The memorial is simply a large parcel of land with 2,711 concrete slabs of various lengths and widths, placed head-to-head, side-to-side, row by row, short and tall, perfect rectangles, box-like shapes with no discernible names, writings, or dates; a grey and ominous labyrinth meant as a not too subtle glimpse at what it might be like if lost at a cemetery in purgatory.
You are left alone to wander the mazes, but be careful, the ground underfoot is undulating, so you are constantly veering left to right, up and over mole hills, at eyesight to the slabs one second and the next finding yourself standing nearly 5 feet below and traversing a canyon of these 2001- Space-Odyssey-type monoliths. Quiet as a morgue on a Sunday afternoon too.
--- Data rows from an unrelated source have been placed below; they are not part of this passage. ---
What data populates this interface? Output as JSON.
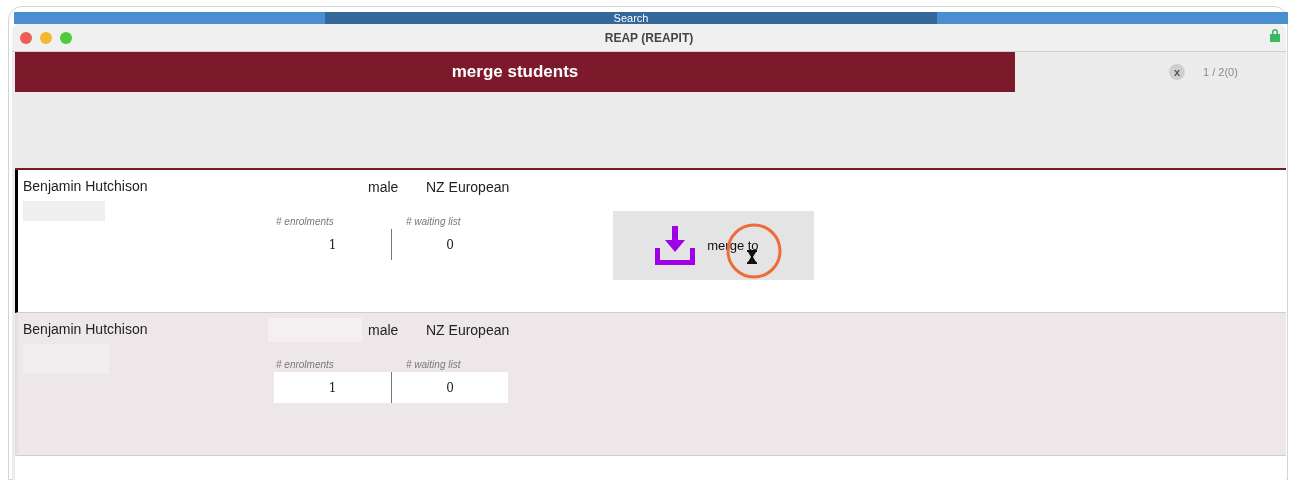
{
  "background_window": {
    "search_label": "Search"
  },
  "window": {
    "title": "REAP (REAPIT)"
  },
  "header": {
    "title": "merge students",
    "close_label": "x",
    "counter": "1 / 2(0)"
  },
  "students": [
    {
      "name": "Benjamin Hutchison",
      "gender": "male",
      "ethnicity": "NZ European",
      "enrolments_label": "# enrolments",
      "enrolments": "1",
      "waiting_label": "# waiting list",
      "waiting": "0",
      "selected": true,
      "merge_button": {
        "label": "merge to"
      }
    },
    {
      "name": "Benjamin Hutchison",
      "gender": "male",
      "ethnicity": "NZ European",
      "enrolments_label": "# enrolments",
      "enrolments": "1",
      "waiting_label": "# waiting list",
      "waiting": "0",
      "selected": false
    }
  ]
}
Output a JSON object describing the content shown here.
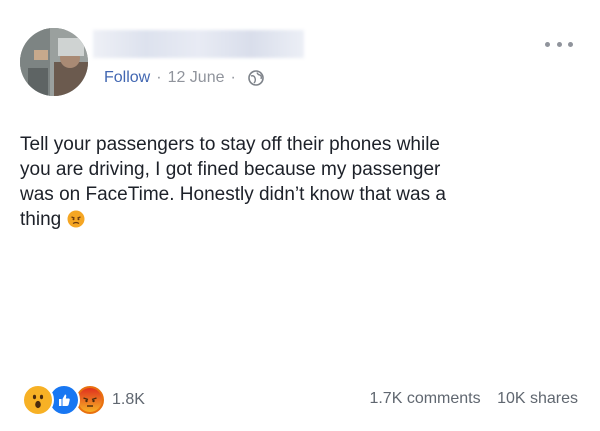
{
  "post": {
    "author_name": "",
    "follow_label": "Follow",
    "separator": "·",
    "date": "12 June",
    "audience_icon": "globe-icon",
    "more_icon": "more-options-icon",
    "text_lines": [
      "Tell your passengers to stay off their phones while",
      "you are driving, I got fined because my passenger",
      "was on FaceTime. Honestly didn’t know that was a",
      "thing"
    ],
    "text_emoji": "angry-face-emoji"
  },
  "reactions": {
    "icons": [
      "wow-reaction-icon",
      "like-reaction-icon",
      "angry-reaction-icon"
    ],
    "count": "1.8K"
  },
  "stats": {
    "comments": "1.7K comments",
    "shares": "10K shares"
  },
  "colors": {
    "link": "#4267b2",
    "meta": "#90949c",
    "text": "#1d2129",
    "like": "#1877f2",
    "wow": "#f7b125",
    "angry": "#e9710f"
  }
}
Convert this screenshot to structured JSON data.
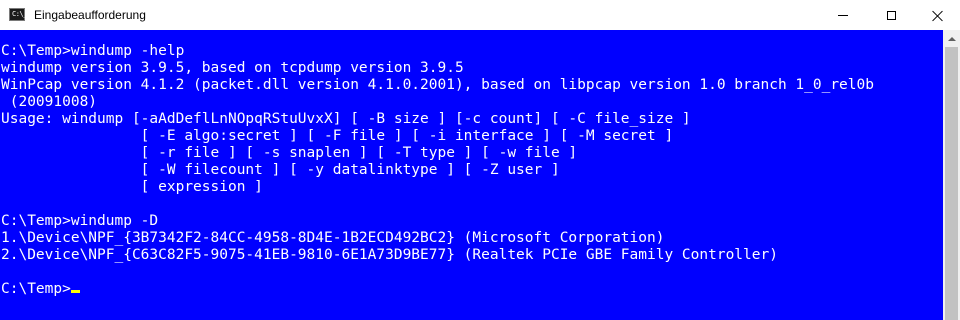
{
  "window": {
    "title": "Eingabeaufforderung",
    "app_icon_text": "C:\\_"
  },
  "colors": {
    "console_background": "#0000ff",
    "console_text": "#ffffff",
    "cursor": "#ffff00"
  },
  "console": {
    "lines": [
      "C:\\Temp>windump -help",
      "windump version 3.9.5, based on tcpdump version 3.9.5",
      "WinPcap version 4.1.2 (packet.dll version 4.1.0.2001), based on libpcap version 1.0 branch 1_0_rel0b",
      " (20091008)",
      "Usage: windump [-aAdDeflLnNOpqRStuUvxX] [ -B size ] [-c count] [ -C file_size ]",
      "                [ -E algo:secret ] [ -F file ] [ -i interface ] [ -M secret ]",
      "                [ -r file ] [ -s snaplen ] [ -T type ] [ -w file ]",
      "                [ -W filecount ] [ -y datalinktype ] [ -Z user ]",
      "                [ expression ]",
      "",
      "C:\\Temp>windump -D",
      "1.\\Device\\NPF_{3B7342F2-84CC-4958-8D4E-1B2ECD492BC2} (Microsoft Corporation)",
      "2.\\Device\\NPF_{C63C82F5-9075-41EB-9810-6E1A73D9BE77} (Realtek PCIe GBE Family Controller)",
      ""
    ],
    "prompt": "C:\\Temp>"
  }
}
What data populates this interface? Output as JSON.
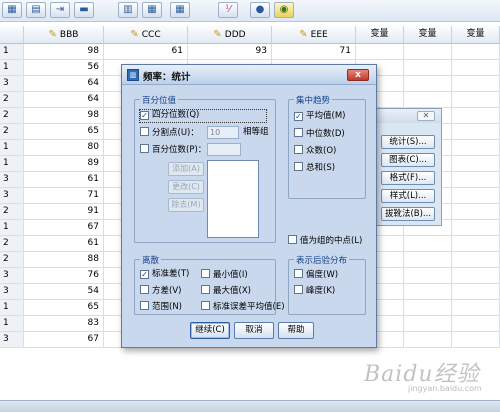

And since there is nothing but dull gray and cold concrete that flashes across your field of vision, you are left to your own thoughts, disquieting, and, no doubt an unnerving proposition to many. What are these things supposed to be? Caskets? People? And why are there only 2,700 of them? There were more victims than that. You feel dizzy upon emerging. But, you are not done.
After a time to reflect, head down to the “Information Centre”, easily one of the most comprehensive and beautifully realized of such establishments.
Divided into five distinct rooms, the visitor is continually reminded of what is above because the same motif and color scheme is integrated into every square inch of the place. Dark hues, rectangular rooms, and the shapes of the slabs are embedded into the ceilings as if to show they are one and the same.
The “Introduction Room” is a long hallway with the history of the Third Reich and their insidious plans done up in photos, text, audio recordings and presented in large, clear, easy to follow language in multiple languages. The information is a bit much to take in all at once, but well worth the perusal. You are then led into another darker, chillier, and muted “Room of Dimensions”.
Personal accounts of their eradication in the forms of letters, postcards, diary pages, and scraps of paper are enlarged and encased in frosted, dimly lit displays embedded into the floor. You have to walk around these parcels of illumination and look down, just like visiting a loved one’s grave site.
Here is one postcard that was found on a dirt road in eastern Poland written by a 12 year old girl:
31 July 1942
I am saying goodbye to you before I die. We would so love to live but they won’t let us. I am so scared of this death because the small children are being thrown alive into the pit.
Goodbye forever. I kiss you tenderly.
The next “Room of Families” is just that. Fifteen families, young to old, are traced, followed before, during and after their persecution via family photo albums, government records, and letters in an intriguing attempt to personalize the tragedy even more for the visitor.
The “Room of Names” is an innocuous moniker, but it is the most haunting of the whole lot. The cavernous room is dim, cold; benches that look like tombs are spread out and about. Jumbo screens adorn the walls on all fours sides. It feels like you’re in a lonely train station in the middle of the night. A distant voice, then, intones the names of the dead. Their photos, worn & tattered & black & white, most smiling, flash on the screens along with their names and places of birth and eventual places of death.
It is calculated that it will take 6 years, 7 months, and 27 days to read all the names of these dead. Over six million. On a constant loop. Sometimes it is a female’s voice, or young man’s but the effect is chilling either way. You sit; lower your head, listen, an eternal roll call. A man can only take so much.
The next two, the “Room of Sites” and “Holocaust Memorials”, offer the visitor interactive screens, computers, audio, maps, all designed to show where these atrocities took place; their addresses, facts, figures, camp photos, death march routes, deportation centers, mass graves. Nobody is left wanting for information.
These are but two of the many sites in Germany that house the knowledge to help us understand, reason, and learn. Never forget. Never again.